The FED will not allow that this decrease in demand, as an increase in interest rates of US treasuries will further lower expected GDP growth rates and ultimately destroy the fragile US economic recovery. This is because increasing mortgage lending rates will result in decreasing property prices and lower consumer spending. In the end will will see a Wealth Effect in reverse. To keep interest rates low the FED will likely increase QE and not taper in the coming half year.
It is not likely that the US government will cut spending’s and run a surplus within 2 years. Therefore the key question is, when will this increase in QE result in a spiral that we have seen so many times before in history?
PS. are the declining oil prices a silent diplomatic war between the US and Saudi Arabia? We all know that the governmental expenses of Saudi Arabia (keeping the population happy and pay for the 10.000+ princes) have increased so much that historic oil prices are likely to result in civil unrest.
Who owns the US debt?
For me, one of the most important items for predicting economic growth and future prosperity is a countries increase in ranking or position on the below mentioned table:
The Netherlands ranked 7th in 2010/2011 and decreased to a 9th position in 2012. Lets hope this has been a temporary decline.
Please have a look for yourself how the GIIPS are ranked compared to Germany, Netherlands, Austria, Denmark etc. This is Europe 🙂
I’ve talked about the Euro crisis with a lot of friends. Many know my strong feelings against the Euro as a political currency for many years. I always get the following question: “what I would do if it were me to decide which direction the Netherlands should take”. My strong suggestion has always been to exit the Euro and start a dual currency at first, where taxes and governmental expenses were collected and paid in the new currency. The current treaties do not say how such an exit should take place, they however do not oppose a country to exit.
Some economists suggest the best way forward is kicking the GIIPS out would solve the situation, this however would bring no solution to countries who have all their debt in the Euro currency. Their new currency would directly depreciate in value against the euro making repayment nearly impossible. (debt issued under local law would be eligible for conversion however).

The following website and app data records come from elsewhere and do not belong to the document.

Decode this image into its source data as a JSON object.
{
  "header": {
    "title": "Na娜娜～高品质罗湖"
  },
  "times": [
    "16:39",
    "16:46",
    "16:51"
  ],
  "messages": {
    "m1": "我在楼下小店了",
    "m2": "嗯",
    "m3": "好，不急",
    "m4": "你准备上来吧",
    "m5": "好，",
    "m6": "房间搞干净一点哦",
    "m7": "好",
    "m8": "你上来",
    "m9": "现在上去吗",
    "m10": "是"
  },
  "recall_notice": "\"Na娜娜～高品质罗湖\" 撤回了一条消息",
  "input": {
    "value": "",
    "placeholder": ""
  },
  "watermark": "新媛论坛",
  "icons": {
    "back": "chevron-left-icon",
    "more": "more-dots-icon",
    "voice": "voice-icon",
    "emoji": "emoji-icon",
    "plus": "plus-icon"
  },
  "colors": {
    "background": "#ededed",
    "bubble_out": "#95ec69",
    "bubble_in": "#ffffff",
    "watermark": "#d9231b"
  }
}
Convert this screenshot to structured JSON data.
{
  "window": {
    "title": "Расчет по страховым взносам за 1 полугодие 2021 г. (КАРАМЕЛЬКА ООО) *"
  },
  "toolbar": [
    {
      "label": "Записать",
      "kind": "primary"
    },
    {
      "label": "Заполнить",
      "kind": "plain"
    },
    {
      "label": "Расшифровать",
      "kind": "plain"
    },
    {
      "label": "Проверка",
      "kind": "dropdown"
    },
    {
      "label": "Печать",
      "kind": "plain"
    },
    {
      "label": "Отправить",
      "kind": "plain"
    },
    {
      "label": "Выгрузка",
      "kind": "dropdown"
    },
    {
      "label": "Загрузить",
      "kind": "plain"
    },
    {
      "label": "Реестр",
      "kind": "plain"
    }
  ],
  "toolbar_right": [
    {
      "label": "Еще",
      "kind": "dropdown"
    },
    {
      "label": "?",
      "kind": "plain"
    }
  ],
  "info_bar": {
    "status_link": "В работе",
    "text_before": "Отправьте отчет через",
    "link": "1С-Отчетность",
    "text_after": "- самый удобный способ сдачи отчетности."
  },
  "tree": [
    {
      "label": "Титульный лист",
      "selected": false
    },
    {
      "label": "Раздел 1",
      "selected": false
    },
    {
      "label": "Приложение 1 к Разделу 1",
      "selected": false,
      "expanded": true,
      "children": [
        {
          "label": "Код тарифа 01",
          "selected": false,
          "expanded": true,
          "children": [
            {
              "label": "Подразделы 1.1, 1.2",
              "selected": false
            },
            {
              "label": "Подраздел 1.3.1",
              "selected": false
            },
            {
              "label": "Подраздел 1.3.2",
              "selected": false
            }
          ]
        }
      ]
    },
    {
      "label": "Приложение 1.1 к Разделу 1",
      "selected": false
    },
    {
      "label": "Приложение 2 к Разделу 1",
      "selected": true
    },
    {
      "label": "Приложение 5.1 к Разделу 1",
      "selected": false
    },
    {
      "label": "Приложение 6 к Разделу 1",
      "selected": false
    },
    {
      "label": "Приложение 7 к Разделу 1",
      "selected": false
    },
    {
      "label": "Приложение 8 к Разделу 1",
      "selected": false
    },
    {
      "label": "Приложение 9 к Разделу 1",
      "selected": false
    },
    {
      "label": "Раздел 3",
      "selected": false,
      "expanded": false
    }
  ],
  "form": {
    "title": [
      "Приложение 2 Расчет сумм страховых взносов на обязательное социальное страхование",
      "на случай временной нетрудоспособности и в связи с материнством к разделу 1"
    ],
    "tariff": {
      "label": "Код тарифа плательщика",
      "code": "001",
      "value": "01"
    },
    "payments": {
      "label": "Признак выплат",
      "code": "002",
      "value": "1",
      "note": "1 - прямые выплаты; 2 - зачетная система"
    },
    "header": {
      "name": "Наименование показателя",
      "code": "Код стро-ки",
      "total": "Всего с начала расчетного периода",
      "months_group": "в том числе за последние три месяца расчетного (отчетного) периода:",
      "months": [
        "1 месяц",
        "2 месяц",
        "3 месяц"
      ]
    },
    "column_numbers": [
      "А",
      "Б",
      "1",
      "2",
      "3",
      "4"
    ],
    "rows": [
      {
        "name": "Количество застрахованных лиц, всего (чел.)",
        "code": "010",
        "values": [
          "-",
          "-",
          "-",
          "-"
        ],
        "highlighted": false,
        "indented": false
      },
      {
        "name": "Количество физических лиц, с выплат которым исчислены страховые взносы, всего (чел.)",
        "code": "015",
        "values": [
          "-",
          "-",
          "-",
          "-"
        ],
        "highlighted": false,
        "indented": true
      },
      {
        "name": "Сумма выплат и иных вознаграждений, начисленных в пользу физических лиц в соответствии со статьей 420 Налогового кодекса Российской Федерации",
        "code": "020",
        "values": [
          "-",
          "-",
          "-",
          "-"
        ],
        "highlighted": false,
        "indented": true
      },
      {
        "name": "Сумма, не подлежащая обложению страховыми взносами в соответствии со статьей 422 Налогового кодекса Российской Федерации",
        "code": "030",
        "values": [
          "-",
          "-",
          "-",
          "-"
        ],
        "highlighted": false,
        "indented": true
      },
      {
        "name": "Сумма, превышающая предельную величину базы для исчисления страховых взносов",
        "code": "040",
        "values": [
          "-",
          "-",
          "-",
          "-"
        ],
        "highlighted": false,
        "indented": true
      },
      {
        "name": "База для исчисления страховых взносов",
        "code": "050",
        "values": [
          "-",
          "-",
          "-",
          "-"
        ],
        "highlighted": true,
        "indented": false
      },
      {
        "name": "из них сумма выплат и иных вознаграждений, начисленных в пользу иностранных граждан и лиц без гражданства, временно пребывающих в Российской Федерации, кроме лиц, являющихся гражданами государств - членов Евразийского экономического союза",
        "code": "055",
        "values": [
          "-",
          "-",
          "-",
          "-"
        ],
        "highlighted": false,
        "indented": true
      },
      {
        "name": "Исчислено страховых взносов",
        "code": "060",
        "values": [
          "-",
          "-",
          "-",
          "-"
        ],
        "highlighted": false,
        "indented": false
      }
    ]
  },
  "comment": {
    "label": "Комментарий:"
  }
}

Strong (hard) asset backing of the new currency would increase trust and therefore increase international acceptance of the new currency. It is likely that the new currency of the Netherlands will appreciate against the euro, this will have a positive effect on government debt repayment. International competition will likely decrease at first, but will likely return due to innovation and price/salary adjustments.
In time, the dual currency will be replaced by a single currency again, this can only be accomplished when cross liabilities with the ECB and other members have been cut. I strongly advice the DNB and members of parliament to start this process while we still can.